Option 4, for its part, is at least transparent – Article 5 should be departed from because the result of applying it to armed conflict situation is seen by the interpreter as too rigid and unreasonable (and even more so if extraterritorial derogations were not on the table). But its very openness and honesty are also its problem, as not every lawyer is a pragmatist who would appreciate its appeal. It seems to stray from permissible interpretation to impermissible amendment, entailing a departure from the otherwise perfectly clear language of Article 5. And if the Court could do that, it can do anything.
So let’s see what happens! The Court could of course always come up with something entirely different, and I am certainly not making any predictions.

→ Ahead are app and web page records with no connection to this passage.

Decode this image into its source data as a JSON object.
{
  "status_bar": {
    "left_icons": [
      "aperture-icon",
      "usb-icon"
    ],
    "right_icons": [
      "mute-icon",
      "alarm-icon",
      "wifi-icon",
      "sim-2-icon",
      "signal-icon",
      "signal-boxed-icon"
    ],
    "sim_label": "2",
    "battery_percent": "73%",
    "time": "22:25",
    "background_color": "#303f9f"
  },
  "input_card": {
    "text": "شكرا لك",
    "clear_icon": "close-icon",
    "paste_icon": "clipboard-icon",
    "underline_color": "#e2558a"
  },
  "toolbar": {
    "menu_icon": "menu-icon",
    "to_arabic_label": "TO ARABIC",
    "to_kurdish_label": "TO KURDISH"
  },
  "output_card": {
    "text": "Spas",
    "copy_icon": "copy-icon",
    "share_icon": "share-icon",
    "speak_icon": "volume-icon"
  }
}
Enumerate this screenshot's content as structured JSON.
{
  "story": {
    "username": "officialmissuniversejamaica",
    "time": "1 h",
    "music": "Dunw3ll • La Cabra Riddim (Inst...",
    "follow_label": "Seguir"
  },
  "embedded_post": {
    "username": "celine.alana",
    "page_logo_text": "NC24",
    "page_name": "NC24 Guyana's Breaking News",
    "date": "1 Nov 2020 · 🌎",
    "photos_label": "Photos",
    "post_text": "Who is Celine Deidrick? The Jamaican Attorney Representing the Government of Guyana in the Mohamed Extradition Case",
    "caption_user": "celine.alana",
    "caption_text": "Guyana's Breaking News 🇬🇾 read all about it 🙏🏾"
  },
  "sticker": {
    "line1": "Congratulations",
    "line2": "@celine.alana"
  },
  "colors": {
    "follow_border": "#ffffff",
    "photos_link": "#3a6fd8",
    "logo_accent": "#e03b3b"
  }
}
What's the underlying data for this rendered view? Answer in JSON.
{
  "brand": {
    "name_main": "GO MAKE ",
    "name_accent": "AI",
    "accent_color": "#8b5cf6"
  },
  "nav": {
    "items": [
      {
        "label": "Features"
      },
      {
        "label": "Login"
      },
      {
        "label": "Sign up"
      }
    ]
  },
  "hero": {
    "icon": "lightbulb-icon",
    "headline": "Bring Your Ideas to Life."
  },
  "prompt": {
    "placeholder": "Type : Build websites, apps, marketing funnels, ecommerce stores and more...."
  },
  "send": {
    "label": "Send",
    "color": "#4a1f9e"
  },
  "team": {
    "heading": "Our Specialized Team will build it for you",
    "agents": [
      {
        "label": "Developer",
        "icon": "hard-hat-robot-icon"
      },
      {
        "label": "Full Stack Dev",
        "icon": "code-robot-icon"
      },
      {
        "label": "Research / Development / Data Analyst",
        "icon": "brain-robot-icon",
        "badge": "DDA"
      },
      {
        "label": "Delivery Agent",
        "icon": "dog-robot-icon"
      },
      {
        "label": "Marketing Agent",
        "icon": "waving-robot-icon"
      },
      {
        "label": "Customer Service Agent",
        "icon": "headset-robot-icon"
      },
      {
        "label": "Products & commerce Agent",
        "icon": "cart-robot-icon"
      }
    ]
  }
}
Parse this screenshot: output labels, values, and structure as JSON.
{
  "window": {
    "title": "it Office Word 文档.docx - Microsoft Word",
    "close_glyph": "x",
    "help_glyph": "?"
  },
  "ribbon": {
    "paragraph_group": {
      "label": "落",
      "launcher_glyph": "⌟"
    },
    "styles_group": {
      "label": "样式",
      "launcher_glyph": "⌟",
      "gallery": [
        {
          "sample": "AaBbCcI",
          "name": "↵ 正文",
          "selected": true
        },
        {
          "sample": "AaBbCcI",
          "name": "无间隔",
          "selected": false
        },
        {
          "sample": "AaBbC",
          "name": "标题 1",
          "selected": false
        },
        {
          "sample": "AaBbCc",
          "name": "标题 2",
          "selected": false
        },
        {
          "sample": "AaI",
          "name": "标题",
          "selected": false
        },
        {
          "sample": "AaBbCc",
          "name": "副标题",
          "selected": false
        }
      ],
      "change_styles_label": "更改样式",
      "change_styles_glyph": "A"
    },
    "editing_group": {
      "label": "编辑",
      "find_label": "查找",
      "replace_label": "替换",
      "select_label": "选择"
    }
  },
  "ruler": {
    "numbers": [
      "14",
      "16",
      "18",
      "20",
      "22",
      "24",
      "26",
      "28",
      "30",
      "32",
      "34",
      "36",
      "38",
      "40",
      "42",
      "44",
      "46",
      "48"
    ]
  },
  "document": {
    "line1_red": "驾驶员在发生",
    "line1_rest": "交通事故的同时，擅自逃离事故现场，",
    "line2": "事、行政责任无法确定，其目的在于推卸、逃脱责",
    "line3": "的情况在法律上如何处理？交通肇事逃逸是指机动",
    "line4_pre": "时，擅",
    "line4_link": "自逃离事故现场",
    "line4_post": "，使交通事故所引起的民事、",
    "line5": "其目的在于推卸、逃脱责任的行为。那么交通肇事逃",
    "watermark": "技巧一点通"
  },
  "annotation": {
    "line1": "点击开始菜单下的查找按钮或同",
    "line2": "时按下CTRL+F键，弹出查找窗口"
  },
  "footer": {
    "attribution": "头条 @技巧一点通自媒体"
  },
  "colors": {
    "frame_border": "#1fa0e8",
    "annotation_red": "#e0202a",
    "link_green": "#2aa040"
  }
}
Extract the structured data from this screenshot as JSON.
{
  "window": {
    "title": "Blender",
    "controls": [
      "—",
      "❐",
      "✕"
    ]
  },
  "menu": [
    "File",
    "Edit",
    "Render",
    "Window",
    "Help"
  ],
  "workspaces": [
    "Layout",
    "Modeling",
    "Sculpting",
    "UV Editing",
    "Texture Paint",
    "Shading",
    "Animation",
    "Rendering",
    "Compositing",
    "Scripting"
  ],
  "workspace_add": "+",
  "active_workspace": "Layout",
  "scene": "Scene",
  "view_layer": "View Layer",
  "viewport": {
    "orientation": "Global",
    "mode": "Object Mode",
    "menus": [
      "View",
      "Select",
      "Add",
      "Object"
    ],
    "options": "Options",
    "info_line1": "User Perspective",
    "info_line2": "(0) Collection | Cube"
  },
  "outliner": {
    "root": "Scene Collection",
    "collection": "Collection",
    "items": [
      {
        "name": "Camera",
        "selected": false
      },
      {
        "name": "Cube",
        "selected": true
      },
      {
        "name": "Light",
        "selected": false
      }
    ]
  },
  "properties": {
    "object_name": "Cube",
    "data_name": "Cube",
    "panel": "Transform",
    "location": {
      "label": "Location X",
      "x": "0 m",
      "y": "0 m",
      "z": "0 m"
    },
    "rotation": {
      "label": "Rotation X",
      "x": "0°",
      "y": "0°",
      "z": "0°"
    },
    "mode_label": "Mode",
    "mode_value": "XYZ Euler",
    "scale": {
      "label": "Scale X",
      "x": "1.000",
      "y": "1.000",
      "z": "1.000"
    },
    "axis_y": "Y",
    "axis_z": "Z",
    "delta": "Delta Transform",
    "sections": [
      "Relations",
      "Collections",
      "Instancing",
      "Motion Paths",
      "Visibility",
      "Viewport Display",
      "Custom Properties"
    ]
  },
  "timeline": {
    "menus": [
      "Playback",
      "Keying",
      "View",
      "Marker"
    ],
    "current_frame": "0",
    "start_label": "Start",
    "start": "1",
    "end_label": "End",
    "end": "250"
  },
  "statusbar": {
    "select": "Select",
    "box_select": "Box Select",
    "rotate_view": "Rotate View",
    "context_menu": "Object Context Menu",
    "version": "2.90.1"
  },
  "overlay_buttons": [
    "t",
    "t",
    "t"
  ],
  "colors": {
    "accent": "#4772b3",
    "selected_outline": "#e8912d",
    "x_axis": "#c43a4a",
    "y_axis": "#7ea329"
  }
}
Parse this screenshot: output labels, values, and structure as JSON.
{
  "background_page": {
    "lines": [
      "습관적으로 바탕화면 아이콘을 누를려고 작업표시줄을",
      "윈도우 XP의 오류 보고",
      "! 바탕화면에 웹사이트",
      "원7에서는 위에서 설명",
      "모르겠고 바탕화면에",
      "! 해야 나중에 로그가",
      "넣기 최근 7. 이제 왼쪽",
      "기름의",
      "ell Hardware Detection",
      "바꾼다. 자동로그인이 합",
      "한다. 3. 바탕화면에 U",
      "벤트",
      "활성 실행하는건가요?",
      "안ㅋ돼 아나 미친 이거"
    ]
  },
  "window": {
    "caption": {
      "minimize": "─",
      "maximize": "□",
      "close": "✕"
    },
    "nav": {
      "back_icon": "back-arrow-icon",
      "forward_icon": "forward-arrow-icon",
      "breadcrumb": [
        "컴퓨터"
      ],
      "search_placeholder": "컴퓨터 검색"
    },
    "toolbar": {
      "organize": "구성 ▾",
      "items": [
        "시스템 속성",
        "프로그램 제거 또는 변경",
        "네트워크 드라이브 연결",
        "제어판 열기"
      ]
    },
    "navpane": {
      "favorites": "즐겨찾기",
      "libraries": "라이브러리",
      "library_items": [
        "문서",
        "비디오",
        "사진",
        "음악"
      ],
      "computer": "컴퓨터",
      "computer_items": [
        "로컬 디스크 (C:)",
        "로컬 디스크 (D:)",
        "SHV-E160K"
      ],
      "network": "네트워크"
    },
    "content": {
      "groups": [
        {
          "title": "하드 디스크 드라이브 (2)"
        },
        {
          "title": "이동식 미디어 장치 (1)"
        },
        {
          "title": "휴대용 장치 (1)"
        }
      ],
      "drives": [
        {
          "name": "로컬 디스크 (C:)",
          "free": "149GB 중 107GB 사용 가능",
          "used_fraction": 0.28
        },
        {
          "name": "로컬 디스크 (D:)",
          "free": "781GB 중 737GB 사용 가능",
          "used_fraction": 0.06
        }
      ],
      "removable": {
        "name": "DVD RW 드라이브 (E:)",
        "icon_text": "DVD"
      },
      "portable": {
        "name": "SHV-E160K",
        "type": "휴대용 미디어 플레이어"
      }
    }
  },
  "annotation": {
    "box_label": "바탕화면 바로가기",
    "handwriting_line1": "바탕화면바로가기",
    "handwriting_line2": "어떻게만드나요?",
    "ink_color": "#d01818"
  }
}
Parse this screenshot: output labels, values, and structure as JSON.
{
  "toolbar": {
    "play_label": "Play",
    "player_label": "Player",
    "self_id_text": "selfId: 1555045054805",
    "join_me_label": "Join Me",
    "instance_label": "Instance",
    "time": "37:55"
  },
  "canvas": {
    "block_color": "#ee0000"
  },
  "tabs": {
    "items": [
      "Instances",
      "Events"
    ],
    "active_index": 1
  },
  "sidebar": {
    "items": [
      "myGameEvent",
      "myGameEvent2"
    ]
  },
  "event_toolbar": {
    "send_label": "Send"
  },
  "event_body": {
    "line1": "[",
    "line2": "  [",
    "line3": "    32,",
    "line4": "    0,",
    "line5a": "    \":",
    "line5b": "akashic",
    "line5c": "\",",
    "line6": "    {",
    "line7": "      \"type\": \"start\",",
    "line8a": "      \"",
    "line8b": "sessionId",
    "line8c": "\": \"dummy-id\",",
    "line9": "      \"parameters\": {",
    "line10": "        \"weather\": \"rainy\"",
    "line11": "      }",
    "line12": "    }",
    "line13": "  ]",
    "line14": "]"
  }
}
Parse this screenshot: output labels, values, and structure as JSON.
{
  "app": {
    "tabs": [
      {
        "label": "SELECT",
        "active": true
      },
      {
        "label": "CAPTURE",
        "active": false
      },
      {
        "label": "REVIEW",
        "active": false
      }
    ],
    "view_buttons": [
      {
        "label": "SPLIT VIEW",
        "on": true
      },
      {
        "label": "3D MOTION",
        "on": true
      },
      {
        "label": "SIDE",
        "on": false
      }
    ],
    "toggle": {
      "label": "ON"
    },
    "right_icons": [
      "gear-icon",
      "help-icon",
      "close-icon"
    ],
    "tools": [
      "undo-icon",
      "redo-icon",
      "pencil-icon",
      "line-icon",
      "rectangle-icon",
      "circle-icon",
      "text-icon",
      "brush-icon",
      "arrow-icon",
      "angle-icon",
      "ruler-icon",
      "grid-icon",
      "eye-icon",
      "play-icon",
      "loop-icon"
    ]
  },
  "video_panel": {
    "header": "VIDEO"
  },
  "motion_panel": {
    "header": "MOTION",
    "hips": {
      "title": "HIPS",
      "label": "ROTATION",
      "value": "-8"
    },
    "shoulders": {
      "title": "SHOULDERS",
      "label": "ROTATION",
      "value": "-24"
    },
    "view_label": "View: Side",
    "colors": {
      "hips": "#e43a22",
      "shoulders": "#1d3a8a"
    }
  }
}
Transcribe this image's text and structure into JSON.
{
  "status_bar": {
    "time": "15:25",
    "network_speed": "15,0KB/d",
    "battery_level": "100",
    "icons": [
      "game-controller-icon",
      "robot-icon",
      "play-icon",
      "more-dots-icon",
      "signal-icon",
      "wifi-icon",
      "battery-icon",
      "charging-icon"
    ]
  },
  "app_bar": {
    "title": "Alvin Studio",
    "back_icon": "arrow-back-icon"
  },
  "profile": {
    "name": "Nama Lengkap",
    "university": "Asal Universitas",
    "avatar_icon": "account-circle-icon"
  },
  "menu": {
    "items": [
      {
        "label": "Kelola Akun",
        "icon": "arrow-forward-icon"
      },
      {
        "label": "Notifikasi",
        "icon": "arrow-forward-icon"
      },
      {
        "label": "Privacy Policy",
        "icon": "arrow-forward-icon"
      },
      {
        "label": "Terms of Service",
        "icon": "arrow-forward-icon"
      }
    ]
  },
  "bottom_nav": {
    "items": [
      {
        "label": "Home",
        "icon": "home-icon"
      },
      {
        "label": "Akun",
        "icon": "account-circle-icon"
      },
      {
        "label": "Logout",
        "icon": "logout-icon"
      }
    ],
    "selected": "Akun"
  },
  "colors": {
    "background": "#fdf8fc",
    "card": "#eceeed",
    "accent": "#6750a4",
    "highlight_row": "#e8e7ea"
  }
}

In other news, the Court also recently heard Al Nashiri v. Poland and Husayn (Abu Zubaydah) v. Poland, two cases dealing with rendition of Al-Qaeda detainees and their treatment in CIA black sites in Poland. This is a nice follow-up to the El-Masri v. Macedonia case, and I find it unlikely that the outcome will be any different. The Court also declared inadmissible the application in Azemi v. Serbia, finding that the specific applicant in Kosovo was not within Serbia’s Article 1 jurisdiction, since Serbia lacked effective control over Kosovo after its 1999 withdrawal. Azemi thus follows earlier cases such as Ilascu and Catan where the state lost control over its own territory, and thus jurisdiction, but was considered (somewhat strangely) to continue having some positive obligations. Azemi is notable because the Court finds that no such obligations existed on the facts, unlike in Ilascu and Catan, and because of the at times truly inspired way in which the Court avoids the issue of whether Kosovo remained Serbia’s territory after it had proclaimed independence, even though territorial title was the basis of the Ilascu positive obligation, while acknowledging the reality on the ground.